— Records supplied —
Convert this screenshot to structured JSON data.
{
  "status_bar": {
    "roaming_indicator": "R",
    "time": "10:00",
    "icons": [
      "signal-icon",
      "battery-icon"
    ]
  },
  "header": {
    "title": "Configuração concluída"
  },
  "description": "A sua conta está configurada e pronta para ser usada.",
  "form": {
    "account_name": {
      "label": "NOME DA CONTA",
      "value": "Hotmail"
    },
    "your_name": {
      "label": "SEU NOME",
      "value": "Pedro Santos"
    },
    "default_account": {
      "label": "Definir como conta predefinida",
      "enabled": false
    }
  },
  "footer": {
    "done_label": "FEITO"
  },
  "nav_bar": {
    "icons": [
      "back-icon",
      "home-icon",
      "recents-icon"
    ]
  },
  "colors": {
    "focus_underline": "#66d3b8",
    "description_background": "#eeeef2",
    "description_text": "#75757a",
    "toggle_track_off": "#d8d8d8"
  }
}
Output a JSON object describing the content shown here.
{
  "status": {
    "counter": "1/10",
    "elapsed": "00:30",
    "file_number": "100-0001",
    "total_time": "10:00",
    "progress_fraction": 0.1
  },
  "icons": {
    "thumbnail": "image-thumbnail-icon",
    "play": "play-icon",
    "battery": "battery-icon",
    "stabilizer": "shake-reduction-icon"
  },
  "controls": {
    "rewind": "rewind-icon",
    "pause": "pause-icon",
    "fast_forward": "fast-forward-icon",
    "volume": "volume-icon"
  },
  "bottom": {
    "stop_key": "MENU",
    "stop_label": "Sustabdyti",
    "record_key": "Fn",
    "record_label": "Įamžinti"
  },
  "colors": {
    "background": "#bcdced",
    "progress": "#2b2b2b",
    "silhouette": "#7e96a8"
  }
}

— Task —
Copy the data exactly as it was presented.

— Result for this task —
Convert this screenshot to structured JSON data.
{
  "status_bar": {
    "roaming_indicator": "R",
    "time": "10:00",
    "icons": [
      "signal-icon",
      "battery-icon"
    ]
  },
  "header": {
    "title": "Configuração concluída"
  },
  "description": "A sua conta está configurada e pronta para ser usada.",
  "form": {
    "account_name": {
      "label": "NOME DA CONTA",
      "value": "Hotmail"
    },
    "your_name": {
      "label": "SEU NOME",
      "value": "Pedro Santos"
    },
    "default_account": {
      "label": "Definir como conta predefinida",
      "enabled": false
    }
  },
  "footer": {
    "done_label": "FEITO"
  },
  "nav_bar": {
    "icons": [
      "back-icon",
      "home-icon",
      "recents-icon"
    ]
  },
  "colors": {
    "focus_underline": "#66d3b8",
    "description_background": "#eeeef2",
    "description_text": "#75757a",
    "toggle_track_off": "#d8d8d8"
  }
}
Output a JSON object describing the content shown here.
{
  "status": {
    "counter": "1/10",
    "elapsed": "00:30",
    "file_number": "100-0001",
    "total_time": "10:00",
    "progress_fraction": 0.1
  },
  "icons": {
    "thumbnail": "image-thumbnail-icon",
    "play": "play-icon",
    "battery": "battery-icon",
    "stabilizer": "shake-reduction-icon"
  },
  "controls": {
    "rewind": "rewind-icon",
    "pause": "pause-icon",
    "fast_forward": "fast-forward-icon",
    "volume": "volume-icon"
  },
  "bottom": {
    "stop_key": "MENU",
    "stop_label": "Sustabdyti",
    "record_key": "Fn",
    "record_label": "Įamžinti"
  },
  "colors": {
    "background": "#bcdced",
    "progress": "#2b2b2b",
    "silhouette": "#7e96a8"
  }
}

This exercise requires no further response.